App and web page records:
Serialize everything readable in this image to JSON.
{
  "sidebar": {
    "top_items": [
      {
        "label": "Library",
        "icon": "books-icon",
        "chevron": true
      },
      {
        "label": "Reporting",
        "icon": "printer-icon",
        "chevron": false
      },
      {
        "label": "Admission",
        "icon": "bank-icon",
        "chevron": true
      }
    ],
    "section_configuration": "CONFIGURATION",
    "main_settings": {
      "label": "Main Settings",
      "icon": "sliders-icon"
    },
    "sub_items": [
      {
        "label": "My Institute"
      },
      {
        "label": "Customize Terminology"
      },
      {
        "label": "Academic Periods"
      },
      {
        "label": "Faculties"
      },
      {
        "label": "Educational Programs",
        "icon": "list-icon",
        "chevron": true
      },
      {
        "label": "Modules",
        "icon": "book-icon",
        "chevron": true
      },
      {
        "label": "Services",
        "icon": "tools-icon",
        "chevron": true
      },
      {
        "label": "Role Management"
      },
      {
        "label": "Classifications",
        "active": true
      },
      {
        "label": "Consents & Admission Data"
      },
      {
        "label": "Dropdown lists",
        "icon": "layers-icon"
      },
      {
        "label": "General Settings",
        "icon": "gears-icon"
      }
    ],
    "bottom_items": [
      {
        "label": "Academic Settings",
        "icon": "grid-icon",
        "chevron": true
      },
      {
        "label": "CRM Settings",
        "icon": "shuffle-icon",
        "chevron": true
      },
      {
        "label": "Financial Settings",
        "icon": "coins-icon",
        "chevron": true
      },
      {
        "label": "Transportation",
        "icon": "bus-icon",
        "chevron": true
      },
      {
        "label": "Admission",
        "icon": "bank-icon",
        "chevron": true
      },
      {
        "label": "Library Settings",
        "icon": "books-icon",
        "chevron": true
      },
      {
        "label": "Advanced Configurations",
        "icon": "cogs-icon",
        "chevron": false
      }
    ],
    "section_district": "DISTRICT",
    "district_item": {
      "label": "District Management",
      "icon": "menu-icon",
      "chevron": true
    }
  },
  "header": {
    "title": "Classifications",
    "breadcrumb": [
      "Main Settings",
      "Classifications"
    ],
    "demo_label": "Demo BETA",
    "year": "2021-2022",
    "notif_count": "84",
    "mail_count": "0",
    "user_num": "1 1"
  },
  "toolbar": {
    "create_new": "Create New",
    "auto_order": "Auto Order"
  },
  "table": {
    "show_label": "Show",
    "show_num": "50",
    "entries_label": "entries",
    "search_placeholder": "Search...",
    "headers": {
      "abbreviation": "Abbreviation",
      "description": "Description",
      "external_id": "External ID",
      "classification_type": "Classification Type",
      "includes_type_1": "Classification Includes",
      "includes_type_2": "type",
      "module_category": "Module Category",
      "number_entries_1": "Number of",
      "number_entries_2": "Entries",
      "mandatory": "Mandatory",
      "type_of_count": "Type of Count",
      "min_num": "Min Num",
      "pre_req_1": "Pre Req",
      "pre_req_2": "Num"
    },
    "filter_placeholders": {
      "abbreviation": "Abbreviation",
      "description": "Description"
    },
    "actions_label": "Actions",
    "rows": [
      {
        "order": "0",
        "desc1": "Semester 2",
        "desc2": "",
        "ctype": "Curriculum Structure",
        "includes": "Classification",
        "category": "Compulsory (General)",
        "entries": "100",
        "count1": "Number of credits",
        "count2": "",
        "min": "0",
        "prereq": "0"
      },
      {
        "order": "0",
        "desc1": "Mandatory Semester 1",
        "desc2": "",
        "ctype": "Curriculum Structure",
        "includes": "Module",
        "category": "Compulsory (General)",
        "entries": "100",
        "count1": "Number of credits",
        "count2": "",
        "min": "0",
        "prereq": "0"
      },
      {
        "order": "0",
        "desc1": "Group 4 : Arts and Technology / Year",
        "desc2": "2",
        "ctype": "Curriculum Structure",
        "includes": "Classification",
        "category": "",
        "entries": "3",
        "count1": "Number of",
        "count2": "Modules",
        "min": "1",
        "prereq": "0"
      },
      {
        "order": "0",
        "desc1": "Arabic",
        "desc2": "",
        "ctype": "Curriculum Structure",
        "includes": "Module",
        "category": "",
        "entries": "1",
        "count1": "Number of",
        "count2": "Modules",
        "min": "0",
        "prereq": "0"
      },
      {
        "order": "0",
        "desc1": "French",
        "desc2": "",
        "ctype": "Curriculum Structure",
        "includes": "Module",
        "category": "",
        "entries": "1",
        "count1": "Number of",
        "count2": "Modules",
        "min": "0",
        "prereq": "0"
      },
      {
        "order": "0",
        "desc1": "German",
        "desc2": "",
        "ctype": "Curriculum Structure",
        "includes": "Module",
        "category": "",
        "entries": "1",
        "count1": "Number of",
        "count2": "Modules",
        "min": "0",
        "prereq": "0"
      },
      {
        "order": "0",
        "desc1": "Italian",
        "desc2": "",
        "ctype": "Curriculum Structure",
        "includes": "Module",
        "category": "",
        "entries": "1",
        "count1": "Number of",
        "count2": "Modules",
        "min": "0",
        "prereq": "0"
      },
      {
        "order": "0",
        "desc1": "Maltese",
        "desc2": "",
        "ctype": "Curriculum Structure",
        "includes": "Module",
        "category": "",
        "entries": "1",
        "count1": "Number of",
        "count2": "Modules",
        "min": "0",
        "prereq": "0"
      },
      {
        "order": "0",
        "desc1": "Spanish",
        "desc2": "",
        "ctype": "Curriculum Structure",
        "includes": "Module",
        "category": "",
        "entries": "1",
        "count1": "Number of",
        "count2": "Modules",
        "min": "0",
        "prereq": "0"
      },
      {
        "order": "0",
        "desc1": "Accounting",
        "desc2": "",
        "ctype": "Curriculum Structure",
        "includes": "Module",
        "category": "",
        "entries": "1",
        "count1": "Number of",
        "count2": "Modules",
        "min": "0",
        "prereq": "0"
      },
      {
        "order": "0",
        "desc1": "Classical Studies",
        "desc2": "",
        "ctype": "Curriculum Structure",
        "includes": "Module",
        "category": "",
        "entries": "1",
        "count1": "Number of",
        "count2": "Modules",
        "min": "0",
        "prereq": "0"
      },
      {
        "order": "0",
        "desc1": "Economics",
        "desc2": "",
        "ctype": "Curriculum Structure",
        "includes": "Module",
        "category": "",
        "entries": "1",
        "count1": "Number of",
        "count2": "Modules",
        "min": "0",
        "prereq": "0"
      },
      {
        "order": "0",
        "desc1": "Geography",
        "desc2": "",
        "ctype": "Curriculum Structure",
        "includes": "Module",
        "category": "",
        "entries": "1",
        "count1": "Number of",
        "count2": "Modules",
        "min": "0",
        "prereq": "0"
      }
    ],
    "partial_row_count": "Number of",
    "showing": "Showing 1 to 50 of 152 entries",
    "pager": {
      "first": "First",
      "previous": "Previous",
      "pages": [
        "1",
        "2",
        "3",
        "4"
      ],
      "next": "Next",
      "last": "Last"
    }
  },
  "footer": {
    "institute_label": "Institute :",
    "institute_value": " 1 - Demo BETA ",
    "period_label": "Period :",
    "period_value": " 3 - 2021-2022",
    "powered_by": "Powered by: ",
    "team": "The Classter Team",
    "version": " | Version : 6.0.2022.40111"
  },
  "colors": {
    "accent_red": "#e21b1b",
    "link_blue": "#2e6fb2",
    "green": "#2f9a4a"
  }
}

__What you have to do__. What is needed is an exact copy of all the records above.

__Solved exercise__.
Serialize everything readable in this image to JSON.
{
  "sidebar": {
    "top_items": [
      {
        "label": "Library",
        "icon": "books-icon",
        "chevron": true
      },
      {
        "label": "Reporting",
        "icon": "printer-icon",
        "chevron": false
      },
      {
        "label": "Admission",
        "icon": "bank-icon",
        "chevron": true
      }
    ],
    "section_configuration": "CONFIGURATION",
    "main_settings": {
      "label": "Main Settings",
      "icon": "sliders-icon"
    },
    "sub_items": [
      {
        "label": "My Institute"
      },
      {
        "label": "Customize Terminology"
      },
      {
        "label": "Academic Periods"
      },
      {
        "label": "Faculties"
      },
      {
        "label": "Educational Programs",
        "icon": "list-icon",
        "chevron": true
      },
      {
        "label": "Modules",
        "icon": "book-icon",
        "chevron": true
      },
      {
        "label": "Services",
        "icon": "tools-icon",
        "chevron": true
      },
      {
        "label": "Role Management"
      },
      {
        "label": "Classifications",
        "active": true
      },
      {
        "label": "Consents & Admission Data"
      },
      {
        "label": "Dropdown lists",
        "icon": "layers-icon"
      },
      {
        "label": "General Settings",
        "icon": "gears-icon"
      }
    ],
    "bottom_items": [
      {
        "label": "Academic Settings",
        "icon": "grid-icon",
        "chevron": true
      },
      {
        "label": "CRM Settings",
        "icon": "shuffle-icon",
        "chevron": true
      },
      {
        "label": "Financial Settings",
        "icon": "coins-icon",
        "chevron": true
      },
      {
        "label": "Transportation",
        "icon": "bus-icon",
        "chevron": true
      },
      {
        "label": "Admission",
        "icon": "bank-icon",
        "chevron": true
      },
      {
        "label": "Library Settings",
        "icon": "books-icon",
        "chevron": true
      },
      {
        "label": "Advanced Configurations",
        "icon": "cogs-icon",
        "chevron": false
      }
    ],
    "section_district": "DISTRICT",
    "district_item": {
      "label": "District Management",
      "icon": "menu-icon",
      "chevron": true
    }
  },
  "header": {
    "title": "Classifications",
    "breadcrumb": [
      "Main Settings",
      "Classifications"
    ],
    "demo_label": "Demo BETA",
    "year": "2021-2022",
    "notif_count": "84",
    "mail_count": "0",
    "user_num": "1 1"
  },
  "toolbar": {
    "create_new": "Create New",
    "auto_order": "Auto Order"
  },
  "table": {
    "show_label": "Show",
    "show_num": "50",
    "entries_label": "entries",
    "search_placeholder": "Search...",
    "headers": {
      "abbreviation": "Abbreviation",
      "description": "Description",
      "external_id": "External ID",
      "classification_type": "Classification Type",
      "includes_type_1": "Classification Includes",
      "includes_type_2": "type",
      "module_category": "Module Category",
      "number_entries_1": "Number of",
      "number_entries_2": "Entries",
      "mandatory": "Mandatory",
      "type_of_count": "Type of Count",
      "min_num": "Min Num",
      "pre_req_1": "Pre Req",
      "pre_req_2": "Num"
    },
    "filter_placeholders": {
      "abbreviation": "Abbreviation",
      "description": "Description"
    },
    "actions_label": "Actions",
    "rows": [
      {
        "order": "0",
        "desc1": "Semester 2",
        "desc2": "",
        "ctype": "Curriculum Structure",
        "includes": "Classification",
        "category": "Compulsory (General)",
        "entries": "100",
        "count1": "Number of credits",
        "count2": "",
        "min": "0",
        "prereq": "0"
      },
      {
        "order": "0",
        "desc1": "Mandatory Semester 1",
        "desc2": "",
        "ctype": "Curriculum Structure",
        "includes": "Module",
        "category": "Compulsory (General)",
        "entries": "100",
        "count1": "Number of credits",
        "count2": "",
        "min": "0",
        "prereq": "0"
      },
      {
        "order": "0",
        "desc1": "Group 4 : Arts and Technology / Year",
        "desc2": "2",
        "ctype": "Curriculum Structure",
        "includes": "Classification",
        "category": "",
        "entries": "3",
        "count1": "Number of",
        "count2": "Modules",
        "min": "1",
        "prereq": "0"
      },
      {
        "order": "0",
        "desc1": "Arabic",
        "desc2": "",
        "ctype": "Curriculum Structure",
        "includes": "Module",
        "category": "",
        "entries": "1",
        "count1": "Number of",
        "count2": "Modules",
        "min": "0",
        "prereq": "0"
      },
      {
        "order": "0",
        "desc1": "French",
        "desc2": "",
        "ctype": "Curriculum Structure",
        "includes": "Module",
        "category": "",
        "entries": "1",
        "count1": "Number of",
        "count2": "Modules",
        "min": "0",
        "prereq": "0"
      },
      {
        "order": "0",
        "desc1": "German",
        "desc2": "",
        "ctype": "Curriculum Structure",
        "includes": "Module",
        "category": "",
        "entries": "1",
        "count1": "Number of",
        "count2": "Modules",
        "min": "0",
        "prereq": "0"
      },
      {
        "order": "0",
        "desc1": "Italian",
        "desc2": "",
        "ctype": "Curriculum Structure",
        "includes": "Module",
        "category": "",
        "entries": "1",
        "count1": "Number of",
        "count2": "Modules",
        "min": "0",
        "prereq": "0"
      },
      {
        "order": "0",
        "desc1": "Maltese",
        "desc2": "",
        "ctype": "Curriculum Structure",
        "includes": "Module",
        "category": "",
        "entries": "1",
        "count1": "Number of",
        "count2": "Modules",
        "min": "0",
        "prereq": "0"
      },
      {
        "order": "0",
        "desc1": "Spanish",
        "desc2": "",
        "ctype": "Curriculum Structure",
        "includes": "Module",
        "category": "",
        "entries": "1",
        "count1": "Number of",
        "count2": "Modules",
        "min": "0",
        "prereq": "0"
      },
      {
        "order": "0",
        "desc1": "Accounting",
        "desc2": "",
        "ctype": "Curriculum Structure",
        "includes": "Module",
        "category": "",
        "entries": "1",
        "count1": "Number of",
        "count2": "Modules",
        "min": "0",
        "prereq": "0"
      },
      {
        "order": "0",
        "desc1": "Classical Studies",
        "desc2": "",
        "ctype": "Curriculum Structure",
        "includes": "Module",
        "category": "",
        "entries": "1",
        "count1": "Number of",
        "count2": "Modules",
        "min": "0",
        "prereq": "0"
      },
      {
        "order": "0",
        "desc1": "Economics",
        "desc2": "",
        "ctype": "Curriculum Structure",
        "includes": "Module",
        "category": "",
        "entries": "1",
        "count1": "Number of",
        "count2": "Modules",
        "min": "0",
        "prereq": "0"
      },
      {
        "order": "0",
        "desc1": "Geography",
        "desc2": "",
        "ctype": "Curriculum Structure",
        "includes": "Module",
        "category": "",
        "entries": "1",
        "count1": "Number of",
        "count2": "Modules",
        "min": "0",
        "prereq": "0"
      }
    ],
    "partial_row_count": "Number of",
    "showing": "Showing 1 to 50 of 152 entries",
    "pager": {
      "first": "First",
      "previous": "Previous",
      "pages": [
        "1",
        "2",
        "3",
        "4"
      ],
      "next": "Next",
      "last": "Last"
    }
  },
  "footer": {
    "institute_label": "Institute :",
    "institute_value": " 1 - Demo BETA ",
    "period_label": "Period :",
    "period_value": " 3 - 2021-2022",
    "powered_by": "Powered by: ",
    "team": "The Classter Team",
    "version": " | Version : 6.0.2022.40111"
  },
  "colors": {
    "accent_red": "#e21b1b",
    "link_blue": "#2e6fb2",
    "green": "#2f9a4a"
  }
}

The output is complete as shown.